As far as the hardware needed on the other end, Grainger says that the system requirements are minimal, and that it has been successfully tested on devices like the iPhone, and machines with Intel's Atom CPU. The company also has a "fallback solution" that uses HTML4, Adobe Flash, and Sun's Java to pipe the stream if the ORBX codec is not installed.

The only real need on the consumer side, Grainger said, is bandwidth. This falls between the less than 300 kilobits per second for an iPhone, all the way to 8 megabits to 10 megabits for 1080p content. 4k, which is the largest size Otoy offers, and commonly used as a native resolution for feature length films, requires a 25Mbps connection.

Grainger said that while Otoy would be launching first with PC titles, the company is "equally interested" in console games, and that the first crop of them will be playable on the service early next year.

Do these services spell an end for traditional console and computer gaming?
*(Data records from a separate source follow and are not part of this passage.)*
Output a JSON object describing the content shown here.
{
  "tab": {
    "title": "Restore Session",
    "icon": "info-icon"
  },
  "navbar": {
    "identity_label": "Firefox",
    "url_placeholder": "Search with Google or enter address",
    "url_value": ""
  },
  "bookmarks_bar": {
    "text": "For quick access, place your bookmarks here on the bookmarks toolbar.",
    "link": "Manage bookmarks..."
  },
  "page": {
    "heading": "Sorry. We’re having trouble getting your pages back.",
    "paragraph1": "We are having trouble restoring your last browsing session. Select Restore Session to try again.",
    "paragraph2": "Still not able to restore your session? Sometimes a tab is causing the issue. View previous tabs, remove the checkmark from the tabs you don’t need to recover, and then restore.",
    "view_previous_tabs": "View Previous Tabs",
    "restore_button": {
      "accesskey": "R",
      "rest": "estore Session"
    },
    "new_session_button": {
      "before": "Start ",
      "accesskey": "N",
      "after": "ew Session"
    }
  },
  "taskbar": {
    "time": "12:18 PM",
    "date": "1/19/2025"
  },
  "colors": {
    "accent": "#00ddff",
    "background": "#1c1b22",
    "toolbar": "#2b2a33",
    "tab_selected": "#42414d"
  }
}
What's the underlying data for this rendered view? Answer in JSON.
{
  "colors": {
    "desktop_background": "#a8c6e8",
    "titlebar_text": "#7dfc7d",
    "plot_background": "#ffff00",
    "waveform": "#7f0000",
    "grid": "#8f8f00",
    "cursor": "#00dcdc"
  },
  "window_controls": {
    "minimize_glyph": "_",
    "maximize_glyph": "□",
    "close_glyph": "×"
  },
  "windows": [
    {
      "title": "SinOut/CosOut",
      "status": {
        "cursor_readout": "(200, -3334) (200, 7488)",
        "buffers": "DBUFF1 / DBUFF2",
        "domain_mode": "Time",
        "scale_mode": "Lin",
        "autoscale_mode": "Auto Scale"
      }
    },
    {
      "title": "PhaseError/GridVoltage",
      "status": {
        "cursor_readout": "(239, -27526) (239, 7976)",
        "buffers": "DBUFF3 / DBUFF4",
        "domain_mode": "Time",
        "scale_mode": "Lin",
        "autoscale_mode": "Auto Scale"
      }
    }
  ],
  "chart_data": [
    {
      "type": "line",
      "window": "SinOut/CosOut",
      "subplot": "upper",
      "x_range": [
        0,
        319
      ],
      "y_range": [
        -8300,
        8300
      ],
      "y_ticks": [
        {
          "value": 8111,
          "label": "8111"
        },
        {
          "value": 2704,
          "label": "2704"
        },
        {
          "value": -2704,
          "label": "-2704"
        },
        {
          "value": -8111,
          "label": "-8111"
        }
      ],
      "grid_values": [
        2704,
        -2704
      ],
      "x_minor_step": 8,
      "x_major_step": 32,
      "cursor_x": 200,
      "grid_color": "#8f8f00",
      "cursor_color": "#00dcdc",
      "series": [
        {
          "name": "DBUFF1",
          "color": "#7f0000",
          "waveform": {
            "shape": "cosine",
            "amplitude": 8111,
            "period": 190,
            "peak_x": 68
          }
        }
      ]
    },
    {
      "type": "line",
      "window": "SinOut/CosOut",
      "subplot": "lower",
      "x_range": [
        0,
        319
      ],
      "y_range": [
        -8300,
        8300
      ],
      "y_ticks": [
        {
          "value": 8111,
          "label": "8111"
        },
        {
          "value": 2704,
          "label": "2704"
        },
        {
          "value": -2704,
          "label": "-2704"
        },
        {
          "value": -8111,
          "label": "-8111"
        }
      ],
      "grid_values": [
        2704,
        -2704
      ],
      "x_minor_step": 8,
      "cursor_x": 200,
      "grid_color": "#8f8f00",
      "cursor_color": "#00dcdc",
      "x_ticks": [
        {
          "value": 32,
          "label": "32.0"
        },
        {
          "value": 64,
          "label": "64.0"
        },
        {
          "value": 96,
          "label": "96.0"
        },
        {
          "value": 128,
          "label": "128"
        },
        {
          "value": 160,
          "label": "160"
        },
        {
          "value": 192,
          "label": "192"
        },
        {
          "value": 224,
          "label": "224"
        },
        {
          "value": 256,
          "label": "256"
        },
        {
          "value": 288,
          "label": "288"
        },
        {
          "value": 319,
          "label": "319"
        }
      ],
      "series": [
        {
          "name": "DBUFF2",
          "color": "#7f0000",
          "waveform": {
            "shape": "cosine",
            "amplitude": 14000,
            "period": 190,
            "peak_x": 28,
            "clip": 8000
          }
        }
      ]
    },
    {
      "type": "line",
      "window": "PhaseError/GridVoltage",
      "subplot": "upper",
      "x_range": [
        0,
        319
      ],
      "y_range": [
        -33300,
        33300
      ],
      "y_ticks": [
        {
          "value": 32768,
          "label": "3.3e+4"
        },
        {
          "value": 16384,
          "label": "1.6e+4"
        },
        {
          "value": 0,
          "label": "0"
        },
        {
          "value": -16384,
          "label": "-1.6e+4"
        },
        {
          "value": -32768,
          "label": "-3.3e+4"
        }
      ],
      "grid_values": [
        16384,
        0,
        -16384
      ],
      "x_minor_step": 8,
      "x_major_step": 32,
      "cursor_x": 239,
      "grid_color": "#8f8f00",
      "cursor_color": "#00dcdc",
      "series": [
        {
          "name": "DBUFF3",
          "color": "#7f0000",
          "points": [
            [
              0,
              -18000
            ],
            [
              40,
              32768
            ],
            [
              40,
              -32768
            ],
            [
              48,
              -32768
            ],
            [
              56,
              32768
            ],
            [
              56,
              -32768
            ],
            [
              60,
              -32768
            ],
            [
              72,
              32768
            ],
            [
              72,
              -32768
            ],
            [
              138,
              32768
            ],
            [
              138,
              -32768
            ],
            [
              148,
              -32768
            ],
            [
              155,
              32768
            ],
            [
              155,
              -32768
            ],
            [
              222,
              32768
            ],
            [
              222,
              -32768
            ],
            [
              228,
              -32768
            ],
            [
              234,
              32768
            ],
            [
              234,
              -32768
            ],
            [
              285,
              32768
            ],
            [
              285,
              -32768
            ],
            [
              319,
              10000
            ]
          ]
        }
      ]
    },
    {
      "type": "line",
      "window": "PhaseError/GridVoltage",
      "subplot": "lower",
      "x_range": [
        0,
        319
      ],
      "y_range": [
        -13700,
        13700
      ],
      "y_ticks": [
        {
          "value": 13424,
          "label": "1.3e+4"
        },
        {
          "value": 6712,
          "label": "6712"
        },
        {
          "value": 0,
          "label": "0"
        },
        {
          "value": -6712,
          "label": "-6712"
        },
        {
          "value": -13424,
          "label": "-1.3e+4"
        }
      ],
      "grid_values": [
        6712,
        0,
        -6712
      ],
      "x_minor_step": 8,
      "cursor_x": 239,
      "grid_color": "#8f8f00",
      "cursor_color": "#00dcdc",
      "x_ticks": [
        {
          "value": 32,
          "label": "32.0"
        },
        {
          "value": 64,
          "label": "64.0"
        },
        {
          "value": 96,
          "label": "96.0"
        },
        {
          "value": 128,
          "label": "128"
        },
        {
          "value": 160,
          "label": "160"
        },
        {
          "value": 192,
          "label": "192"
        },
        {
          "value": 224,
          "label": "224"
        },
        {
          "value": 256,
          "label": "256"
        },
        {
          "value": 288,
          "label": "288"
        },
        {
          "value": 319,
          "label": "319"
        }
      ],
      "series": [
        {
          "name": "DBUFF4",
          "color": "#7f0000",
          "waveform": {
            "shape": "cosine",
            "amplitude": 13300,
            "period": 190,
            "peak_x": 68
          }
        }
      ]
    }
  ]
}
One day, yes. But for now, there is still the overwhelming benefit to home console and PC gaming in that you can play your games even if you don't have an active Internet connection. Cheap and fast Internet access may be growing, but we've already seen some early hiccups with PC games like Assassin's Creed 2 that have required an active connection for playing, which in turn, has alienated users who want to play a title while traveling, or on a machine without an active connection--but can't.

Will full-size downloadable games help instead? Certainly, but there's a serious size issue going on with consoles. Even though some, like the Xbox 360 and PlayStation 3, are now shipping with 250GB hard drives, the actual game discs would take up a sizable chunk of that if they were to be game installs. This is especially true on the PlayStation 3, where some multi-layer Blu-Ray titles like Metal Gear Solid 4 are pushing up against the 50GB limit on a dual-layer Blu-Ray disc.

Where these services show the most promise is in breaking the cycle of having to purchase expensive computer hardware that needs the occasional CPU or GPU upgrade to run the latest games, in place of a fast connection. Given the slow march of broadband penetration and speed increases in the U.S., this means these services have room to grow.

At the same time, with the recent push for bandwidth caps, both by ISPs like Comcast and mobile carriers like AT&T, there is now a ceiling on how how much playing time gamers might end up with, which is where encoding technology like Otoy's ORBX could become quite important.

The real indication of how successful these services will be is likely to come in just a few years, when the next generation of home consoles comes out. Are gamers going to invest in something new, or spend their money on something that will be able to run those same software titles on one or more devices they already have? For PC gamers, who upgrade more often than console gamers, that decision could be here even sooner.

Related: Spawn Labs, a $200 piece of hardware that can stream video and controls from your home game console, and StreamMyGame which is a software client that can pipe over your PC games to another computer.

See also: Hands-on with OnLive: Is this the future of PC gaming?